- [Activity] Please copy every line below that contains the string "title".

++++++

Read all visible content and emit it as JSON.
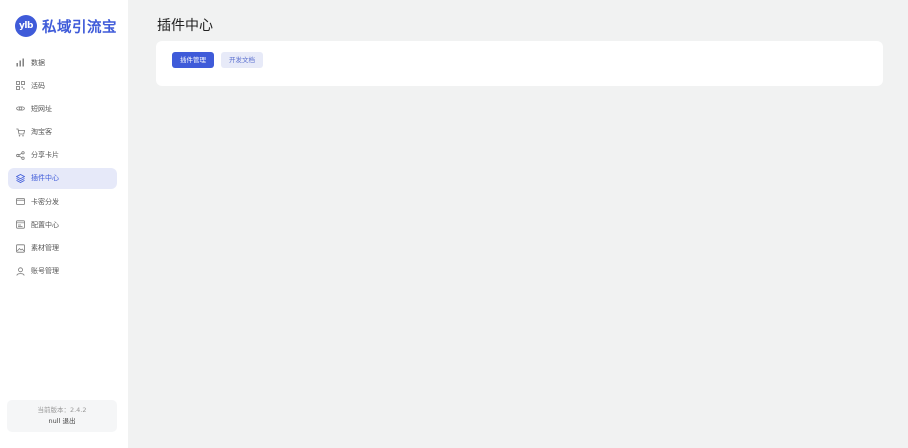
{
  "brand": {
    "logo_text": "ylb",
    "name": "私域引流宝",
    "accent": "#3f5bd9"
  },
  "sidebar": {
    "items": [
      {
        "label": "数据",
        "icon": "bar-chart-icon",
        "active": false
      },
      {
        "label": "活码",
        "icon": "qr-code-icon",
        "active": false
      },
      {
        "label": "短网址",
        "icon": "link-icon",
        "active": false
      },
      {
        "label": "淘宝客",
        "icon": "cart-icon",
        "active": false
      },
      {
        "label": "分享卡片",
        "icon": "share-icon",
        "active": false
      },
      {
        "label": "插件中心",
        "icon": "layers-icon",
        "active": true
      },
      {
        "label": "卡密分发",
        "icon": "card-icon",
        "active": false
      },
      {
        "label": "配置中心",
        "icon": "settings-window-icon",
        "active": false
      },
      {
        "label": "素材管理",
        "icon": "image-icon",
        "active": false
      },
      {
        "label": "账号管理",
        "icon": "user-icon",
        "active": false
      }
    ],
    "version_label": "当前版本：2.4.2",
    "user_name": "null",
    "logout_label": "退出"
  },
  "main": {
    "title": "插件中心",
    "tabs": [
      {
        "label": "插件管理",
        "active": true
      },
      {
        "label": "开发文档",
        "active": false
      }
    ]
  }
}
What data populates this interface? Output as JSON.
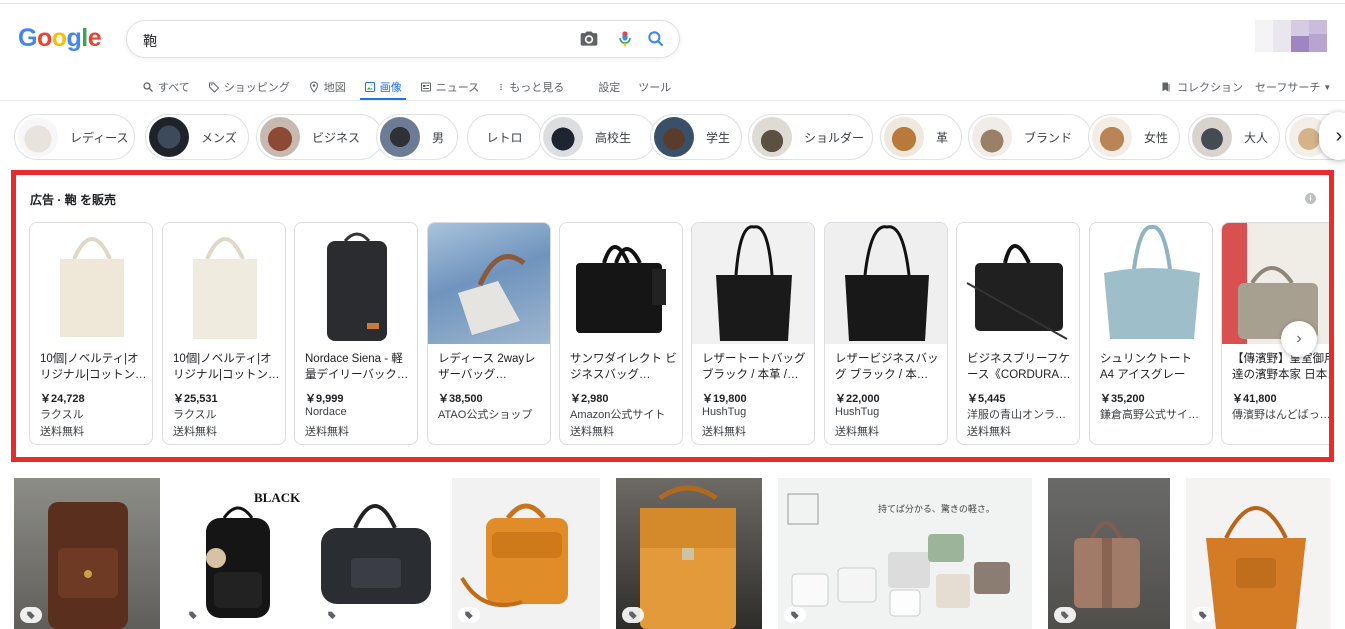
{
  "logo": "Google",
  "search": {
    "query": "鞄"
  },
  "tabs": [
    {
      "label": "すべて",
      "icon": "search-icon"
    },
    {
      "label": "ショッピング",
      "icon": "tag-icon"
    },
    {
      "label": "地図",
      "icon": "map-pin-icon"
    },
    {
      "label": "画像",
      "icon": "image-icon",
      "active": true
    },
    {
      "label": "ニュース",
      "icon": "news-icon"
    },
    {
      "label": "もっと見る",
      "icon": "more-vert-icon"
    },
    {
      "label": "設定"
    },
    {
      "label": "ツール"
    }
  ],
  "right_tools": {
    "collection": "コレクション",
    "safesearch": "セーフサーチ"
  },
  "chips": [
    {
      "label": "レディース"
    },
    {
      "label": "メンズ"
    },
    {
      "label": "ビジネス"
    },
    {
      "label": "男"
    },
    {
      "label": "レトロ"
    },
    {
      "label": "高校生"
    },
    {
      "label": "学生"
    },
    {
      "label": "ショルダー"
    },
    {
      "label": "革"
    },
    {
      "label": "ブランド"
    },
    {
      "label": "女性"
    },
    {
      "label": "大人"
    }
  ],
  "ads": {
    "header": "広告 · 鞄 を販売",
    "items": [
      {
        "title": "10個|ノベルティ|オリジナル|コットン…",
        "price": "￥24,728",
        "seller": "ラクスル",
        "shipping": "送料無料"
      },
      {
        "title": "10個|ノベルティ|オリジナル|コットン…",
        "price": "￥25,531",
        "seller": "ラクスル",
        "shipping": "送料無料"
      },
      {
        "title": "Nordace Siena - 軽量デイリーバック…",
        "price": "￥9,999",
        "seller": "Nordace",
        "shipping": "送料無料"
      },
      {
        "title": "レディース 2wayレザーバッグ…",
        "price": "￥38,500",
        "seller": "ATAO公式ショップ",
        "shipping": ""
      },
      {
        "title": "サンワダイレクト ビジネスバッグ…",
        "price": "￥2,980",
        "seller": "Amazon公式サイト",
        "shipping": "送料無料"
      },
      {
        "title": "レザートートバッグ ブラック / 本革 /…",
        "price": "￥19,800",
        "seller": "HushTug",
        "shipping": "送料無料"
      },
      {
        "title": "レザービジネスバッグ ブラック / 本…",
        "price": "￥22,000",
        "seller": "HushTug",
        "shipping": "送料無料"
      },
      {
        "title": "ビジネスブリーフケース《CORDURA…",
        "price": "￥5,445",
        "seller": "洋服の青山オンラ…",
        "shipping": "送料無料"
      },
      {
        "title": "シュリンクトート A4 アイスグレー",
        "price": "￥35,200",
        "seller": "鎌倉高野公式サイ…",
        "shipping": ""
      },
      {
        "title": "【傳濱野】皇室御用達の濱野本家 日本…",
        "price": "￥41,800",
        "seller": "傳濱野はんどばっ…",
        "shipping": ""
      }
    ]
  },
  "grid_banner_text": "持てば分かる、驚きの軽さ。",
  "grid_label_black": "BLACK"
}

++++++

- [Task response]
    "title": "插件中心",
        "title": "10個|ノベルティ|オリジナル|コットン…",
        "title": "10個|ノベルティ|オリジナル|コットン…",
        "title": "Nordace Siena - 軽量デイリーバック…",
        "title": "レディース 2wayレザーバッグ…",
        "title": "サンワダイレクト ビジネスバッグ…",
        "title": "レザートートバッグ ブラック / 本革 /…",
        "title": "レザービジネスバッグ ブラック / 本…",
        "title": "ビジネスブリーフケース《CORDURA…",
        "title": "シュリンクトート A4 アイスグレー",
        "title": "【傳濱野】皇室御用達の濱野本家 日本…",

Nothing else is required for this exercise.